Mr Justice Flaux said he had considered mitigation put forward by Du's barrister, Rebecca Trowler QC, that Du was suffering from depression, that he had been through a long period of stress because of the litigation, that he was of previous good character with no criminal convictions, and that he felt remorse for the crimes.
He told Du, who appeared in court wearing a dark suit and light shirt: "Although it is true that the Dings had not complied with various court orders in that civil litigation, your remedy lay in seeking further assistance from the court.
"Nothing they had done or failed to do could begin to amount to provocation such as could mitigate, let alone justify, your destruction of the entire family, including two innocent girls.

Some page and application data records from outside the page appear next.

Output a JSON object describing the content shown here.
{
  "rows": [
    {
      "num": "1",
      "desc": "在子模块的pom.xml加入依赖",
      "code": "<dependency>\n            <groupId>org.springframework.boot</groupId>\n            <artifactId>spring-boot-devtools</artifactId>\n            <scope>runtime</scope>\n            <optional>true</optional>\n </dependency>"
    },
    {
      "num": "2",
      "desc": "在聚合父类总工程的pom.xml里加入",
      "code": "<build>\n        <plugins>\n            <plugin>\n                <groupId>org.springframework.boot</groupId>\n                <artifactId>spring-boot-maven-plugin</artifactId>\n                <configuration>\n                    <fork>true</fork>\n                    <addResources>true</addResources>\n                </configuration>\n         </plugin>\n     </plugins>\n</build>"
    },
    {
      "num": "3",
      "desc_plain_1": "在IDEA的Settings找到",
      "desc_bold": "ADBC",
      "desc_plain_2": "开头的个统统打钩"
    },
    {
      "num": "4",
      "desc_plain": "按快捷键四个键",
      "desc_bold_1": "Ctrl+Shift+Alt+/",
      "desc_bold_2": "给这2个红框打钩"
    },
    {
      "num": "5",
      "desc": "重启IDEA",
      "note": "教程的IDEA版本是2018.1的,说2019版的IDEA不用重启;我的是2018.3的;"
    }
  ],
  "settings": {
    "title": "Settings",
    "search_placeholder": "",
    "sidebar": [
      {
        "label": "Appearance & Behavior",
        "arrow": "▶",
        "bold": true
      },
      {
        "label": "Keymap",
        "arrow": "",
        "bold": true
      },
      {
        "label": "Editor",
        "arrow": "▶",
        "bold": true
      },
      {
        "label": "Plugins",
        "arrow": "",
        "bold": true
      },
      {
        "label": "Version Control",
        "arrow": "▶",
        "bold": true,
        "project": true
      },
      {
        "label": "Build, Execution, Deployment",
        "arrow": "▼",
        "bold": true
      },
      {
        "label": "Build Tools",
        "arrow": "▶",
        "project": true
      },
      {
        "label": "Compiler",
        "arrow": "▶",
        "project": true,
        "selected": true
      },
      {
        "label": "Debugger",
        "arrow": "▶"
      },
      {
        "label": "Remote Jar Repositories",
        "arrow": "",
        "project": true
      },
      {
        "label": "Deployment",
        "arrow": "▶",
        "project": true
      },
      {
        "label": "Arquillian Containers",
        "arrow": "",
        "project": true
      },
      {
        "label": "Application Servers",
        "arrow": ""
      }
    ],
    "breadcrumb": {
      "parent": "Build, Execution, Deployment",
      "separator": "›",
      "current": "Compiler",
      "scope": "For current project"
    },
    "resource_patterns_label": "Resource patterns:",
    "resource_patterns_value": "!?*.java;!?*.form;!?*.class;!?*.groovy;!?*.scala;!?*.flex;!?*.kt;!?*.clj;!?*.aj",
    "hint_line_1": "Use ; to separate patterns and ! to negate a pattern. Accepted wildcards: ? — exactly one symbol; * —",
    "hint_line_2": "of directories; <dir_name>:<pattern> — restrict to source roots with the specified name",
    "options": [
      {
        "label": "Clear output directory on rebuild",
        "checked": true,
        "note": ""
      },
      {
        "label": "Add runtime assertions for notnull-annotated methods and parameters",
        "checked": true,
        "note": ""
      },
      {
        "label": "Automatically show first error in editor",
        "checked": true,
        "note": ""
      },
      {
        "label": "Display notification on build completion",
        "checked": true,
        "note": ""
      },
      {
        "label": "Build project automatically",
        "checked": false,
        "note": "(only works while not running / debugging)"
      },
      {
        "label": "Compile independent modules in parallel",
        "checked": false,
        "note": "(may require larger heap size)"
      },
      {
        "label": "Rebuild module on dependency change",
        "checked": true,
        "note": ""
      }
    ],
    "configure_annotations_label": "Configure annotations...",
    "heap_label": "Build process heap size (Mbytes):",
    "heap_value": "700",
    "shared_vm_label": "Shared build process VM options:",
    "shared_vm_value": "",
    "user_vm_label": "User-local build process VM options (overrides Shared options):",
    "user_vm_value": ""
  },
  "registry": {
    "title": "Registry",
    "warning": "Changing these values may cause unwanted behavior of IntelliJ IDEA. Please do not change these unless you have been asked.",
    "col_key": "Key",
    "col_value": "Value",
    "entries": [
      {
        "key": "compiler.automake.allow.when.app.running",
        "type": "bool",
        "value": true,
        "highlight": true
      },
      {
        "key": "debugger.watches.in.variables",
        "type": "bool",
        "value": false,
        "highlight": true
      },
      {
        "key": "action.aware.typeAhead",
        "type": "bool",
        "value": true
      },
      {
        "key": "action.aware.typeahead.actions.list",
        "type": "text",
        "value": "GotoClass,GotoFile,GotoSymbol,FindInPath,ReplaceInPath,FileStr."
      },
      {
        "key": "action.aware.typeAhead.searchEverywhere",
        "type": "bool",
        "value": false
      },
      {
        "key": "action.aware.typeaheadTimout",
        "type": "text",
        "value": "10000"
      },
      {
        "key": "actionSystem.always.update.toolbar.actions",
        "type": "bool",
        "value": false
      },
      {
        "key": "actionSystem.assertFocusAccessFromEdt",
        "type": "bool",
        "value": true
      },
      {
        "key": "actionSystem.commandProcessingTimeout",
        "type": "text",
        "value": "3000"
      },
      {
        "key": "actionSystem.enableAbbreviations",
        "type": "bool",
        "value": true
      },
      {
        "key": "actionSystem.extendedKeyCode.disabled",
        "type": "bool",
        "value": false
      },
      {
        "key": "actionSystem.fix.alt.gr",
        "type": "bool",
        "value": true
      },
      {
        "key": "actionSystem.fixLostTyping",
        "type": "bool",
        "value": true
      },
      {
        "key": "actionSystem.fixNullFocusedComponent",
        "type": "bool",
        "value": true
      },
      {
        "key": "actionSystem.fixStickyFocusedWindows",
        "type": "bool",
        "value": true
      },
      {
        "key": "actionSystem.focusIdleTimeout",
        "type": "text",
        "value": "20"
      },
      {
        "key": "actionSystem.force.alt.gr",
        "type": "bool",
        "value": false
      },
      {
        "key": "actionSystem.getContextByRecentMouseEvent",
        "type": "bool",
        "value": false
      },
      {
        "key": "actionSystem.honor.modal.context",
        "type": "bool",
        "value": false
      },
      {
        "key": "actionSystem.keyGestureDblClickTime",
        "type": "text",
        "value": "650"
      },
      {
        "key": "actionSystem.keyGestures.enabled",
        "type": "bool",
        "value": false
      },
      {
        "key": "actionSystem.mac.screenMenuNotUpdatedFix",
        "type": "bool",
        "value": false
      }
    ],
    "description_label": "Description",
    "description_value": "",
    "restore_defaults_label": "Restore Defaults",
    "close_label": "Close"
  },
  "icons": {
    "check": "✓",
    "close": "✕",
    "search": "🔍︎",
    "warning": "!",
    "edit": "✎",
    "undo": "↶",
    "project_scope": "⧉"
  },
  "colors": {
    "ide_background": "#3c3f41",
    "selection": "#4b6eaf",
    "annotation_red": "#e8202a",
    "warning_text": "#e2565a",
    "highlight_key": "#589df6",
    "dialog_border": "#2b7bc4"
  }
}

"Whilst it is true that you were of previous good character, that can have little, if any, impact upon the severity of the sentence in view of the horrendous nature of these killings.
"Your counsel has relied upon your remorse for these killings.
"Since you did not give evidence, the court can only go on what you said to the psychiatrists about being sorry and what your counsel says on instructions.
"I have some doubt whether you were showing genuine remorse as opposed to feeling sorry for the situation in which you find yourself, but, even giving you the benefit of the doubt, the gravity of your offending is so serious that even genuine remorse could only play a very limited role in mitigation."
The 999 call received on the day of the murders from Alice Ding's mobile phone was found to be "mishandled" by police, resulting in officers being sent to the wrong address and the call being closed prematurely.
An investigation by the Independent Police Complaints Commission into the dropped call concluded: "Had police used more detailed checks and a mapping system available to them, the need for a subscriber check would have been established, the correct address in Pioneer Close would have been identified and in all likelihood attended by officers within minutes."
Senior investigating officer Detective Chief Inspector Tom Davies, from Northamptonshire Police, admitted they would "never know" what might have happened had the call been handled correctly.
The force said it was "unlikely" that the Ding family could have been saved, but it was possible that Du could still have been at the address if they had gone to the right location.
It also emerged after the trial that officers missed the bodies when they were sent by West Midlands Police on the morning of May 1 to talk to the Dings in connection with the disappearance of Du. He had been reported missing by his wife the day after the killings.
When there was no answer, officers from Northamptonshire Police simply posted a card through the letterbox and left.
Hours later, the bodies were discovered after a neighbour called the police to report he had seen a body lying on the floor through a back window of the Dings' home.